Upon opening a new tab in the browser, you can now scroll down and see a list of recent downloads without needing to open the Downloads tab. Webpages that are downloaded for offline viewing will also come with a special checkmark.
Pluck has its eyes all set on our most familiar memories, bringing together layers of flavours we all love – both the familiar and not-so-familiar. Plus is breaking boundaries, and creating the unexpected. You are in for a gastronomical experience here at pluck as they bring a new lease of life to our local favourites.
For all my foie gras fans, this is an exceptionally great one. Foie Gras with Chicken Floss ($ 18) is smooth and creamy, the foie gras is elevated by the saltiness of the chinese rou song (chicken floss). The sweet and mildly spicy yellow mustard cuts through the richness of the foie gras, leaving you wanting more.
A thai-inspired, mod-sin imaginative twist to our local cereal prawn/fish/sotong/chicken dish, the Tom Yum Cereal Salmon ($ 28) was perfectly cooked. It is so tender, and flakes off easily with the slightest pressure applied. The fish is pink in the middle, and you just know that this is a superbly done salmon before even eating it. I felt the spicy and tangy tones of the tom yum were not loud enough though. While the cereal bits acted as a nice crust for the salmon, they could be more buttery and crunchy.

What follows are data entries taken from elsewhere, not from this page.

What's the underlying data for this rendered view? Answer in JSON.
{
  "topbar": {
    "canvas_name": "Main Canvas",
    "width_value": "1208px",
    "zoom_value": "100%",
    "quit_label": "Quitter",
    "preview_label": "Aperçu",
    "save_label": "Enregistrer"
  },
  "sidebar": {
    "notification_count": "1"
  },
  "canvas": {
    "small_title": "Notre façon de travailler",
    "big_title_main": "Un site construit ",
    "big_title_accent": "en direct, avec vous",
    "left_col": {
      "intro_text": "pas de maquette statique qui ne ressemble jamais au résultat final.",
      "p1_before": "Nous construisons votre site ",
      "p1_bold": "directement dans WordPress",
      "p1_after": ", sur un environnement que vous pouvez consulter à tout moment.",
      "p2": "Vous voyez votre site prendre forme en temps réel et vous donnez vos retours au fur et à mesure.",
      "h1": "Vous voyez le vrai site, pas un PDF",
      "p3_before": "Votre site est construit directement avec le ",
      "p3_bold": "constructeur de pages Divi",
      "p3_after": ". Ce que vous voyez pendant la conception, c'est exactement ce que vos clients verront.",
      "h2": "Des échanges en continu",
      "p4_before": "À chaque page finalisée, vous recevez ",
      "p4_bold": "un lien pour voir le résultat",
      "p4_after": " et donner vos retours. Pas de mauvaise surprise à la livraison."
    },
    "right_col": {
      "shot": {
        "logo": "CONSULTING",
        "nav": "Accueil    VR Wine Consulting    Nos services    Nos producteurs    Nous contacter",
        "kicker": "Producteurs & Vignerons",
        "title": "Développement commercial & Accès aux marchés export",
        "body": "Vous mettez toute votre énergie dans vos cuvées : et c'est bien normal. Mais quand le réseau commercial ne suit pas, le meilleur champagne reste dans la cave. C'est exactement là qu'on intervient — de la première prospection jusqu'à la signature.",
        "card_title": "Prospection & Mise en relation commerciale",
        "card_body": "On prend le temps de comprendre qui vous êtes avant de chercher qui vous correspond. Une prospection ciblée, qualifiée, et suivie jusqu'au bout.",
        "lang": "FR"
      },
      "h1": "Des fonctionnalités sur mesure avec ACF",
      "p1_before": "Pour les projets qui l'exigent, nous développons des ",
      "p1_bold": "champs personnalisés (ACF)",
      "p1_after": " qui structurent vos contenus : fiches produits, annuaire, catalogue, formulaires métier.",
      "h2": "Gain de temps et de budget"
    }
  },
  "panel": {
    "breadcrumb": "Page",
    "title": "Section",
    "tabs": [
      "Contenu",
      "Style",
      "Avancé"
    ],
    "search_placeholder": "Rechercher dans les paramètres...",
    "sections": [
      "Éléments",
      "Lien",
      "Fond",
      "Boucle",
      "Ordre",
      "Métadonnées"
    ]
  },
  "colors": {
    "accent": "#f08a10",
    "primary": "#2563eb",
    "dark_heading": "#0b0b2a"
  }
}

Pluck has raised the bar and redefined what it means to be a gastrobar. Don’t just stop at the tapas – let your tastebuds go wild with their kickass cocktails too.
For the love of good food and good beer, here’s to a plucking good time at pluck! Cheers!
MissTamChiak.com made anonymous visit and paid its own meal at the stall featured here.
Let’s build a food community that helps to update the food news in Singapore! Simply comment below if there’s any changes or additional info to Pluck. We will verify and update from our side. Thanks in advance!